Blooper 16: Not showing busy cursor
From GUI Bloopers, by Jeff Johnson (Morgan Kaufman Publishers, 2000).
Used without permission.
Busy cursors (also known as "wait cursors"
in most GUI platforms (left) and on Macintosh (right))
Why show a busy cursor?
- Changing a cursor is a great way to show users the status of a GUI
because the pointer is almost always where users will be looking
- The busy cursor must be displayed by application software when it
begins executing a function that will take a noticeable (by users)
amount of time and blocks other user activity.
- It's a form of feedback, and feedback is important.
Design Rule: Show busy cursors for any function
In general, interactive applications should be highly responsive to users. This means
busy cursors for any function that blocks further use of the

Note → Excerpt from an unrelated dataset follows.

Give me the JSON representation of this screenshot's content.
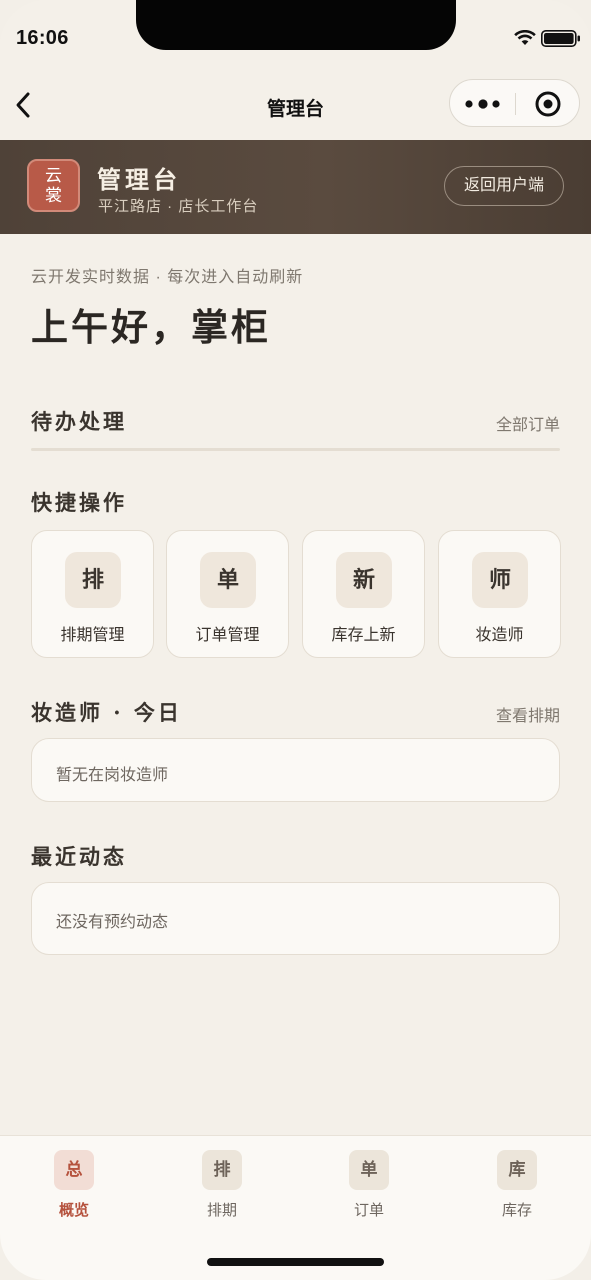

application, even if the function normally executes instantaneously.
The rule is that any function that could ever take longer than 0.1 second to complete should display a busy cursor.
Display progress indicators (e.g., progress bars) for functions that will take more than a second.
threads whenever possible to free the user interface so users can work
on other things while waiting for the function to complete